* _Problem details_: Look through the lines below, find those with the word "测试企业", and copy them.

* _Dataset records_:

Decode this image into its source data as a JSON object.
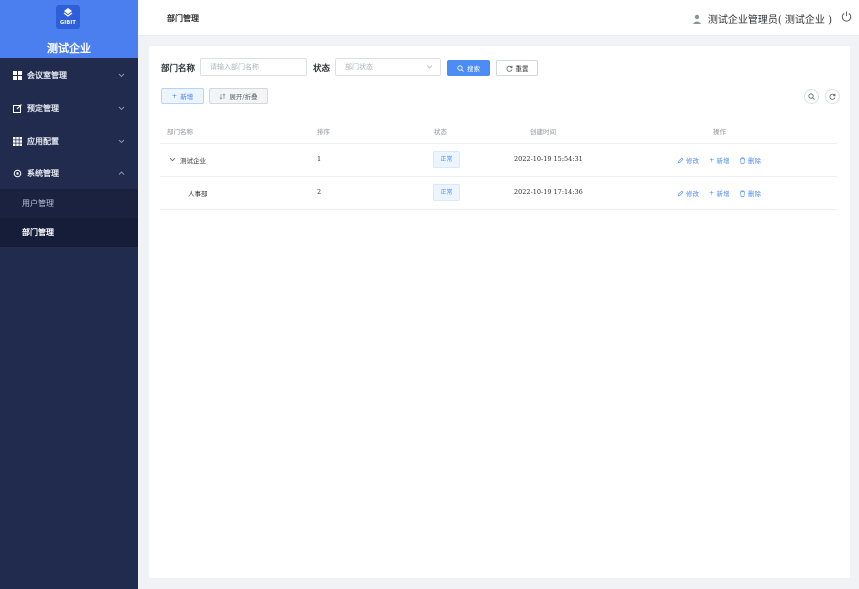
{
  "brand": {
    "logo_text": "GIBIT",
    "name": "测试企业"
  },
  "sidebar": {
    "items": [
      {
        "label": "会议室管理",
        "icon": "grid-icon"
      },
      {
        "label": "预定管理",
        "icon": "edit-icon"
      },
      {
        "label": "应用配置",
        "icon": "apps-icon"
      },
      {
        "label": "系统管理",
        "icon": "gear-icon"
      }
    ],
    "sub_items": [
      {
        "label": "用户管理",
        "active": false
      },
      {
        "label": "部门管理",
        "active": true
      }
    ]
  },
  "header": {
    "breadcrumb": "部门管理",
    "user": "测试企业管理员( 测试企业 )"
  },
  "search": {
    "dept_name_label": "部门名称",
    "dept_name_placeholder": "请输入部门名称",
    "status_label": "状态",
    "status_placeholder": "部门状态",
    "search_button": "搜索",
    "reset_button": "重置"
  },
  "toolbar": {
    "add_button": "新增",
    "expand_button": "展开/折叠"
  },
  "table": {
    "headers": [
      "部门名称",
      "排序",
      "状态",
      "创建时间",
      "操作"
    ],
    "rows": [
      {
        "name": "测试企业",
        "order": "1",
        "status": "正常",
        "created": "2022-10-19 15:54:31",
        "has_children": true
      },
      {
        "name": "人事部",
        "order": "2",
        "status": "正常",
        "created": "2022-10-19 17:14:36",
        "has_children": false
      }
    ],
    "actions": {
      "edit": "修改",
      "add": "新增",
      "delete": "删除"
    }
  },
  "colors": {
    "sidebar": "#202b4e",
    "brand": "#4b7ff0",
    "primary": "#4b8cf5"
  }
}
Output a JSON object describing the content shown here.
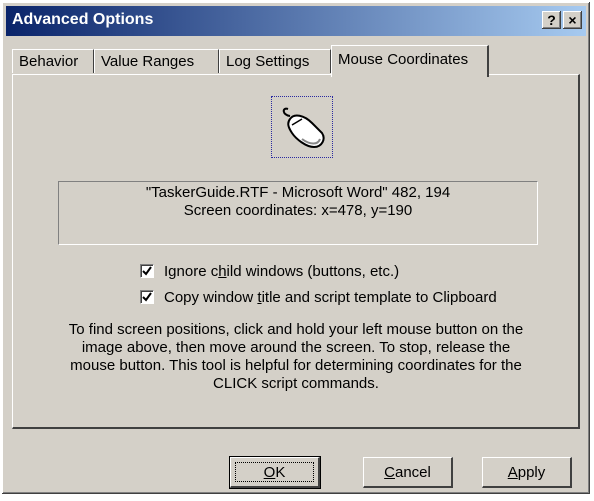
{
  "window": {
    "title": "Advanced Options",
    "help_glyph": "?",
    "close_glyph": "×"
  },
  "tabs": [
    {
      "label": "Behavior",
      "active": false
    },
    {
      "label": "Value Ranges",
      "active": false
    },
    {
      "label": "Log Settings",
      "active": false
    },
    {
      "label": "Mouse Coordinates",
      "active": true
    }
  ],
  "info": {
    "line1": "\"TaskerGuide.RTF - Microsoft Word\" 482, 194",
    "line2": "Screen coordinates: x=478, y=190"
  },
  "options": {
    "ignore_child": {
      "pre": "Ignore c",
      "accel": "h",
      "post": "ild windows (buttons, etc.)",
      "checked": true
    },
    "copy_title": {
      "pre": "Copy window ",
      "accel": "t",
      "post": "itle and script template to Clipboard",
      "checked": true
    }
  },
  "help": {
    "line1": "To find screen positions, click and hold your left mouse button on the",
    "line2": "image above, then move around the screen.  To stop, release the",
    "line3": "mouse button.  This tool is helpful for determining coordinates for the",
    "line4": "CLICK script commands."
  },
  "buttons": {
    "ok": {
      "accel": "O",
      "rest": "K"
    },
    "cancel": {
      "accel": "C",
      "rest": "ancel"
    },
    "apply": {
      "accel": "A",
      "rest": "pply"
    }
  },
  "icons": {
    "mouse": "mouse-icon",
    "check": "checkmark-icon"
  }
}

* _Written response_:
    "name": "测试企业"
    "user": "测试企业管理员( 测试企业 )"
        "name": "测试企业",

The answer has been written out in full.